In an era where every type of technology appears to be shrinking in size, to the point where just finding your phone can prove difficult, the massive Titanic has been turned into a five-metre replica.
Zoltan Panka, a 38-year-old Hungarian living in Dillon’s Cross, Cork city, with his partner, Cork woman Carmel McGrath, said he was inspired to build the impressive, soon-to-be-fully-working boat by the iconic stories surrounding the vessel.
And while the replica Titanic — currently being kept in the couple’s garage — is unlikely to be a match for any passing icebergs, it is being considered for involvement in the official centenary celebrations this April.
“I started this in November 2010 as a home hobby. It will be ready for the water by March,” explained the tiler, who developed a fascination with the mechanics of ships while spending time in the Hungarian army during the nation’s compulsory national service.
Zoltan who is originally from Kaposvár, Somogy, about four hours’ drive from the Hungarian capital Budapest, said the replica vessel includes propellers from Britain and also has a fully working steam engine.
He said that the stories behind the Titanic disaster — which sank on April 15, 1912, after colliding with an iceberg, leading to 1,517 deaths — remain as infamous in Hungary as they are in Ireland.
Although not on a par with the construction techniques at the once-thriving Harland and Wolff shipyard in Belfast, where the 269-metre Titanic was built, the five-metre ship will be ready to set sail within weeks.
Marc Anderson, project director for the Titanic 100 group, which is organising official events for the 100-year anniversary celebrations of the vessel’s first and last voyage, welcomed the entrepreneurial skills behind the replica.

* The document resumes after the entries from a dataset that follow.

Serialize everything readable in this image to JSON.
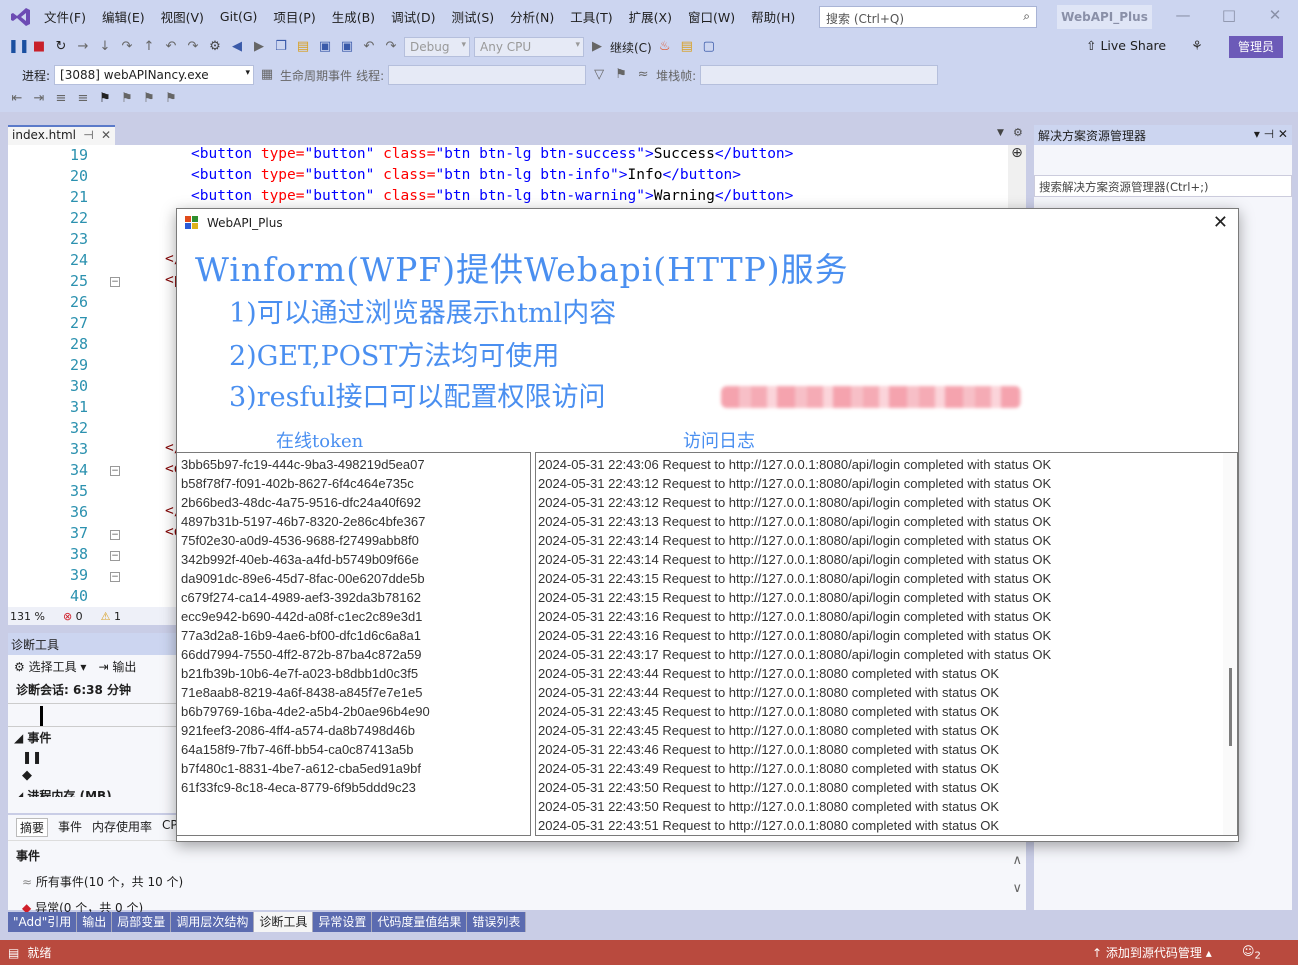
{
  "menu": {
    "items": [
      "文件(F)",
      "编辑(E)",
      "视图(V)",
      "Git(G)",
      "项目(P)",
      "生成(B)",
      "调试(D)",
      "测试(S)",
      "分析(N)",
      "工具(T)",
      "扩展(X)",
      "窗口(W)",
      "帮助(H)"
    ],
    "search_placeholder": "搜索 (Ctrl+Q)",
    "solution_name": "WebAPI_Plus"
  },
  "toolbar": {
    "config": "Debug",
    "platform": "Any CPU",
    "continue": "继续(C)",
    "live_share": "Live Share",
    "admin": "管理员"
  },
  "debug_bar": {
    "process_label": "进程:",
    "process_value": "[3088] webAPINancy.exe",
    "lifecycle": "生命周期事件",
    "thread_label": "线程:",
    "stack_label": "堆栈帧:"
  },
  "editor": {
    "tab": "index.html",
    "line_numbers": [
      "19",
      "20",
      "21",
      "22",
      "23",
      "24",
      "25",
      "26",
      "27",
      "28",
      "29",
      "30",
      "31",
      "32",
      "33",
      "34",
      "35",
      "36",
      "37",
      "38",
      "39",
      "40"
    ],
    "code": [
      {
        "open": "<button",
        "a1": " type=",
        "v1": "\"button\"",
        "a2": " class=",
        "v2": "\"btn btn-lg btn-success\"",
        "text": "Success",
        "close": "</button>"
      },
      {
        "open": "<button",
        "a1": " type=",
        "v1": "\"button\"",
        "a2": " class=",
        "v2": "\"btn btn-lg btn-info\"",
        "text": "Info",
        "close": "</button>"
      },
      {
        "open": "<button",
        "a1": " type=",
        "v1": "\"button\"",
        "a2": " class=",
        "v2": "\"btn btn-lg btn-warning\"",
        "text": "Warning",
        "close": "</button>"
      }
    ],
    "zoom": "131 %",
    "errors": "0",
    "warnings": "1"
  },
  "solution_explorer": {
    "title": "解决方案资源管理器",
    "search_placeholder": "搜索解决方案资源管理器(Ctrl+;)"
  },
  "diagnostics": {
    "title": "诊断工具",
    "select_tool": "选择工具",
    "output": "输出",
    "session": "诊断会话: 6:38 分钟",
    "events_label": "事件",
    "memory_label": "进程内存 (MB)",
    "tabs": [
      "摘要",
      "事件",
      "内存使用率",
      "CP"
    ],
    "events_heading": "事件",
    "all_events": "所有事件(10 个，共 10 个)",
    "exceptions": "异常(0 个，共 0 个)"
  },
  "bottom_tabs": [
    "\"Add\"引用",
    "输出",
    "局部变量",
    "调用层次结构",
    "诊断工具",
    "异常设置",
    "代码度量值结果",
    "错误列表"
  ],
  "status": {
    "ready": "就绪",
    "source_control": "添加到源代码管理",
    "notifications": "2"
  },
  "app_window": {
    "title": "WebAPI_Plus",
    "heading": "Winform(WPF)提供Webapi(HTTP)服务",
    "lines": [
      "1)可以通过浏览器展示html内容",
      "2)GET,POST方法均可使用",
      "3)resful接口可以配置权限访问"
    ],
    "token_label": "在线token",
    "log_label": "访问日志",
    "tokens": [
      "3bb65b97-fc19-444c-9ba3-498219d5ea07",
      "b58f78f7-f091-402b-8627-6f4c464e735c",
      "2b66bed3-48dc-4a75-9516-dfc24a40f692",
      "4897b31b-5197-46b7-8320-2e86c4bfe367",
      "75f02e30-a0d9-4536-9688-f27499abb8f0",
      "342b992f-40eb-463a-a4fd-b5749b09f66e",
      "da9091dc-89e6-45d7-8fac-00e6207dde5b",
      "c679f274-ca14-4989-aef3-392da3b78162",
      "ecc9e942-b690-442d-a08f-c1ec2c89e3d1",
      "77a3d2a8-16b9-4ae6-bf00-dfc1d6c6a8a1",
      "66dd7994-7550-4ff2-872b-87ba4c872a59",
      "b21fb39b-10b6-4e7f-a023-b8dbb1d0c3f5",
      "71e8aab8-8219-4a6f-8438-a845f7e7e1e5",
      "b6b79769-16ba-4de2-a5b4-2b0ae96b4e90",
      "921feef3-2086-4ff4-a574-da8b7498d46b",
      "64a158f9-7fb7-46ff-bb54-ca0c87413a5b",
      "b7f480c1-8831-4be7-a612-cba5ed91a9bf",
      "61f33fc9-8c18-4eca-8779-6f9b5ddd9c23"
    ],
    "logs": [
      "2024-05-31 22:43:06 Request to http://127.0.0.1:8080/api/login completed with status OK",
      "2024-05-31 22:43:12 Request to http://127.0.0.1:8080/api/login completed with status OK",
      "2024-05-31 22:43:12 Request to http://127.0.0.1:8080/api/login completed with status OK",
      "2024-05-31 22:43:13 Request to http://127.0.0.1:8080/api/login completed with status OK",
      "2024-05-31 22:43:14 Request to http://127.0.0.1:8080/api/login completed with status OK",
      "2024-05-31 22:43:14 Request to http://127.0.0.1:8080/api/login completed with status OK",
      "2024-05-31 22:43:15 Request to http://127.0.0.1:8080/api/login completed with status OK",
      "2024-05-31 22:43:15 Request to http://127.0.0.1:8080/api/login completed with status OK",
      "2024-05-31 22:43:16 Request to http://127.0.0.1:8080/api/login completed with status OK",
      "2024-05-31 22:43:16 Request to http://127.0.0.1:8080/api/login completed with status OK",
      "2024-05-31 22:43:17 Request to http://127.0.0.1:8080/api/login completed with status OK",
      "2024-05-31 22:43:44 Request to http://127.0.0.1:8080 completed with status OK",
      "2024-05-31 22:43:44 Request to http://127.0.0.1:8080 completed with status OK",
      "2024-05-31 22:43:45 Request to http://127.0.0.1:8080 completed with status OK",
      "2024-05-31 22:43:45 Request to http://127.0.0.1:8080 completed with status OK",
      "2024-05-31 22:43:46 Request to http://127.0.0.1:8080 completed with status OK",
      "2024-05-31 22:43:49 Request to http://127.0.0.1:8080 completed with status OK",
      "2024-05-31 22:43:50 Request to http://127.0.0.1:8080 completed with status OK",
      "2024-05-31 22:43:50 Request to http://127.0.0.1:8080 completed with status OK",
      "2024-05-31 22:43:51 Request to http://127.0.0.1:8080 completed with status OK"
    ]
  },
  "colors": {
    "heading_blue": "#4a8ff0",
    "status_bar": "#b94a3e",
    "admin_purple": "#6c5ab8"
  }
}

Speaking to the Irish Examiner, he said the group is in discussions with Zoltan about potentially using the vessel during the official events, although its inclusion has yet to be confirmed.